▶ [Problem details] Print the listing below exactly, leaving nothing out.

▶ [Source information]
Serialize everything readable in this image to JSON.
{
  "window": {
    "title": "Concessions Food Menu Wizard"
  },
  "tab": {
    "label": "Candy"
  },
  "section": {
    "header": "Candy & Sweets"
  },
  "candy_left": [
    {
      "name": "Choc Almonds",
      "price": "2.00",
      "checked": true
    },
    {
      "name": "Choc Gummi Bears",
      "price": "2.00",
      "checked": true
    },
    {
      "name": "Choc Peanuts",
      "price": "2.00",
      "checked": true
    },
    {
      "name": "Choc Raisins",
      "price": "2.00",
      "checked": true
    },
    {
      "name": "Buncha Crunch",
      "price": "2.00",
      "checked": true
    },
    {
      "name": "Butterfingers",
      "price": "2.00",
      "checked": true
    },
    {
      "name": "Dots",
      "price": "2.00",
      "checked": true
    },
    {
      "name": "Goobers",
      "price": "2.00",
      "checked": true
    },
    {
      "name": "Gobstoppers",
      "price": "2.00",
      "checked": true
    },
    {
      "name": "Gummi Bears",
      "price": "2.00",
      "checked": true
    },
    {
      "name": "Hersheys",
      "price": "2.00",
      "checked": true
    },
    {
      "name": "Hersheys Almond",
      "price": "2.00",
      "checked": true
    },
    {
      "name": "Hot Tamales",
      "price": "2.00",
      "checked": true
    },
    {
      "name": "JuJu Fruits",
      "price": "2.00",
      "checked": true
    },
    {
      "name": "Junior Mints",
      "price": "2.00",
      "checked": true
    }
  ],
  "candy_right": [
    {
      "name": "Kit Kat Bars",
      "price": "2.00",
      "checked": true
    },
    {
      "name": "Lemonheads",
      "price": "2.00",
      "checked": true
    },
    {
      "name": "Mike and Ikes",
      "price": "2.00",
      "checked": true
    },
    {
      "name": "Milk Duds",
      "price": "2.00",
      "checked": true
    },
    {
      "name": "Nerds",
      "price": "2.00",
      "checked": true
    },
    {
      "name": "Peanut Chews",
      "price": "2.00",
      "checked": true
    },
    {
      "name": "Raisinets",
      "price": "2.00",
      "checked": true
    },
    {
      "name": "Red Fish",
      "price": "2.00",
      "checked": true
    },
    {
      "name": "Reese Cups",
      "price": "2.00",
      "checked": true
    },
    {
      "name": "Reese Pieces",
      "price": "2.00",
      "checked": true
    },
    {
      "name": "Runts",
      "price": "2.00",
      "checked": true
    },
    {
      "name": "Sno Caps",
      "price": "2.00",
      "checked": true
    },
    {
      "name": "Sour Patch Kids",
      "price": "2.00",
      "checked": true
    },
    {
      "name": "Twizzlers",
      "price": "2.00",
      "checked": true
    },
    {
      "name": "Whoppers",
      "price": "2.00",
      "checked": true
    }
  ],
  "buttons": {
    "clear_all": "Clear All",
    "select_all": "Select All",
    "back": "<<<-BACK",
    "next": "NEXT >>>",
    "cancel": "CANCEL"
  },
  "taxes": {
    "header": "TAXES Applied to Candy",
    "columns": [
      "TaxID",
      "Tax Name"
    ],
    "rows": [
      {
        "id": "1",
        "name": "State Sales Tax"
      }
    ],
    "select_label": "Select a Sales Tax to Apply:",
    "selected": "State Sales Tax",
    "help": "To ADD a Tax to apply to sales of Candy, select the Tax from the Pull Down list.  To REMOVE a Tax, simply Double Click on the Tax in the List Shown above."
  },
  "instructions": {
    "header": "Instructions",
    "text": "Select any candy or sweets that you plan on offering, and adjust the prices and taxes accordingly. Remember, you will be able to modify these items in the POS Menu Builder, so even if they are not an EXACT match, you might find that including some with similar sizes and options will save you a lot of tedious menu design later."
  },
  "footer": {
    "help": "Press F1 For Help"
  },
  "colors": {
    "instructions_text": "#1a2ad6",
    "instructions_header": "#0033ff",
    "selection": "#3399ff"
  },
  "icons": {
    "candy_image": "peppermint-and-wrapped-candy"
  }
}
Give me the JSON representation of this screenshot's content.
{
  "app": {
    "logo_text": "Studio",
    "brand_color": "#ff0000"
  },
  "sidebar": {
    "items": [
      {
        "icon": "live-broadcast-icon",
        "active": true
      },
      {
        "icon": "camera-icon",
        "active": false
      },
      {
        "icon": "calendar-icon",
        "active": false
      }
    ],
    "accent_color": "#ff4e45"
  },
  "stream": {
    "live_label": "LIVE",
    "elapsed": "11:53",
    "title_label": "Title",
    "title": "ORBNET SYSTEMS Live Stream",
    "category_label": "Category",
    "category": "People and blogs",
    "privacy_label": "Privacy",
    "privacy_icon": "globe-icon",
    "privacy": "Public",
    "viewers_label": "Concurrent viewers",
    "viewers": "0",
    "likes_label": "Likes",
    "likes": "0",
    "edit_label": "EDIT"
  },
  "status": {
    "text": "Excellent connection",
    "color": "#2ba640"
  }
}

▶ [Response to the task]
Serialize everything readable in this image to JSON.
{
  "window": {
    "title": "Concessions Food Menu Wizard"
  },
  "tab": {
    "label": "Candy"
  },
  "section": {
    "header": "Candy & Sweets"
  },
  "candy_left": [
    {
      "name": "Choc Almonds",
      "price": "2.00",
      "checked": true
    },
    {
      "name": "Choc Gummi Bears",
      "price": "2.00",
      "checked": true
    },
    {
      "name": "Choc Peanuts",
      "price": "2.00",
      "checked": true
    },
    {
      "name": "Choc Raisins",
      "price": "2.00",
      "checked": true
    },
    {
      "name": "Buncha Crunch",
      "price": "2.00",
      "checked": true
    },
    {
      "name": "Butterfingers",
      "price": "2.00",
      "checked": true
    },
    {
      "name": "Dots",
      "price": "2.00",
      "checked": true
    },
    {
      "name": "Goobers",
      "price": "2.00",
      "checked": true
    },
    {
      "name": "Gobstoppers",
      "price": "2.00",
      "checked": true
    },
    {
      "name": "Gummi Bears",
      "price": "2.00",
      "checked": true
    },
    {
      "name": "Hersheys",
      "price": "2.00",
      "checked": true
    },
    {
      "name": "Hersheys Almond",
      "price": "2.00",
      "checked": true
    },
    {
      "name": "Hot Tamales",
      "price": "2.00",
      "checked": true
    },
    {
      "name": "JuJu Fruits",
      "price": "2.00",
      "checked": true
    },
    {
      "name": "Junior Mints",
      "price": "2.00",
      "checked": true
    }
  ],
  "candy_right": [
    {
      "name": "Kit Kat Bars",
      "price": "2.00",
      "checked": true
    },
    {
      "name": "Lemonheads",
      "price": "2.00",
      "checked": true
    },
    {
      "name": "Mike and Ikes",
      "price": "2.00",
      "checked": true
    },
    {
      "name": "Milk Duds",
      "price": "2.00",
      "checked": true
    },
    {
      "name": "Nerds",
      "price": "2.00",
      "checked": true
    },
    {
      "name": "Peanut Chews",
      "price": "2.00",
      "checked": true
    },
    {
      "name": "Raisinets",
      "price": "2.00",
      "checked": true
    },
    {
      "name": "Red Fish",
      "price": "2.00",
      "checked": true
    },
    {
      "name": "Reese Cups",
      "price": "2.00",
      "checked": true
    },
    {
      "name": "Reese Pieces",
      "price": "2.00",
      "checked": true
    },
    {
      "name": "Runts",
      "price": "2.00",
      "checked": true
    },
    {
      "name": "Sno Caps",
      "price": "2.00",
      "checked": true
    },
    {
      "name": "Sour Patch Kids",
      "price": "2.00",
      "checked": true
    },
    {
      "name": "Twizzlers",
      "price": "2.00",
      "checked": true
    },
    {
      "name": "Whoppers",
      "price": "2.00",
      "checked": true
    }
  ],
  "buttons": {
    "clear_all": "Clear All",
    "select_all": "Select All",
    "back": "<<<-BACK",
    "next": "NEXT >>>",
    "cancel": "CANCEL"
  },
  "taxes": {
    "header": "TAXES Applied to Candy",
    "columns": [
      "TaxID",
      "Tax Name"
    ],
    "rows": [
      {
        "id": "1",
        "name": "State Sales Tax"
      }
    ],
    "select_label": "Select a Sales Tax to Apply:",
    "selected": "State Sales Tax",
    "help": "To ADD a Tax to apply to sales of Candy, select the Tax from the Pull Down list.  To REMOVE a Tax, simply Double Click on the Tax in the List Shown above."
  },
  "instructions": {
    "header": "Instructions",
    "text": "Select any candy or sweets that you plan on offering, and adjust the prices and taxes accordingly. Remember, you will be able to modify these items in the POS Menu Builder, so even if they are not an EXACT match, you might find that including some with similar sizes and options will save you a lot of tedious menu design later."
  },
  "footer": {
    "help": "Press F1 For Help"
  },
  "colors": {
    "instructions_text": "#1a2ad6",
    "instructions_header": "#0033ff",
    "selection": "#3399ff"
  },
  "icons": {
    "candy_image": "peppermint-and-wrapped-candy"
  }
}
Give me the JSON representation of this screenshot's content.
{
  "app": {
    "logo_text": "Studio",
    "brand_color": "#ff0000"
  },
  "sidebar": {
    "items": [
      {
        "icon": "live-broadcast-icon",
        "active": true
      },
      {
        "icon": "camera-icon",
        "active": false
      },
      {
        "icon": "calendar-icon",
        "active": false
      }
    ],
    "accent_color": "#ff4e45"
  },
  "stream": {
    "live_label": "LIVE",
    "elapsed": "11:53",
    "title_label": "Title",
    "title": "ORBNET SYSTEMS Live Stream",
    "category_label": "Category",
    "category": "People and blogs",
    "privacy_label": "Privacy",
    "privacy_icon": "globe-icon",
    "privacy": "Public",
    "viewers_label": "Concurrent viewers",
    "viewers": "0",
    "likes_label": "Likes",
    "likes": "0",
    "edit_label": "EDIT"
  },
  "status": {
    "text": "Excellent connection",
    "color": "#2ba640"
  }
}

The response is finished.